◆ **Exercise brief**
For the word "criteria", state how many lines of the data include it. Respond with the number only.

• • • • •

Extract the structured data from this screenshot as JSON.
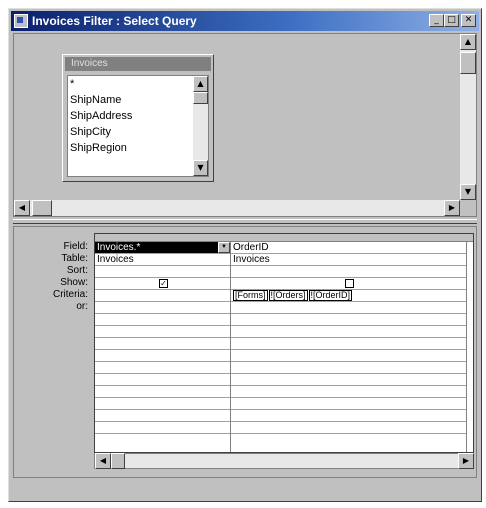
{
  "window": {
    "title": "Invoices Filter : Select Query"
  },
  "titlebar_buttons": {
    "minimize": "_",
    "maximize": "□",
    "close": "✕"
  },
  "field_list": {
    "title": "Invoices",
    "items": [
      "*",
      "ShipName",
      "ShipAddress",
      "ShipCity",
      "ShipRegion"
    ]
  },
  "row_labels": {
    "field": "Field:",
    "table": "Table:",
    "sort": "Sort:",
    "show": "Show:",
    "criteria": "Criteria:",
    "or": "or:"
  },
  "columns": [
    {
      "field": "Invoices.*",
      "table": "Invoices",
      "sort": "",
      "show": true,
      "criteria": []
    },
    {
      "field": "OrderID",
      "table": "Invoices",
      "sort": "",
      "show": false,
      "criteria": [
        "[Forms]",
        "![Orders]",
        "![OrderID]"
      ]
    }
  ],
  "icons": {
    "scroll_up": "▲",
    "scroll_down": "▼",
    "scroll_left": "◀",
    "scroll_right": "▶",
    "check": "✓"
  }
}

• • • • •

◆ **Response**
3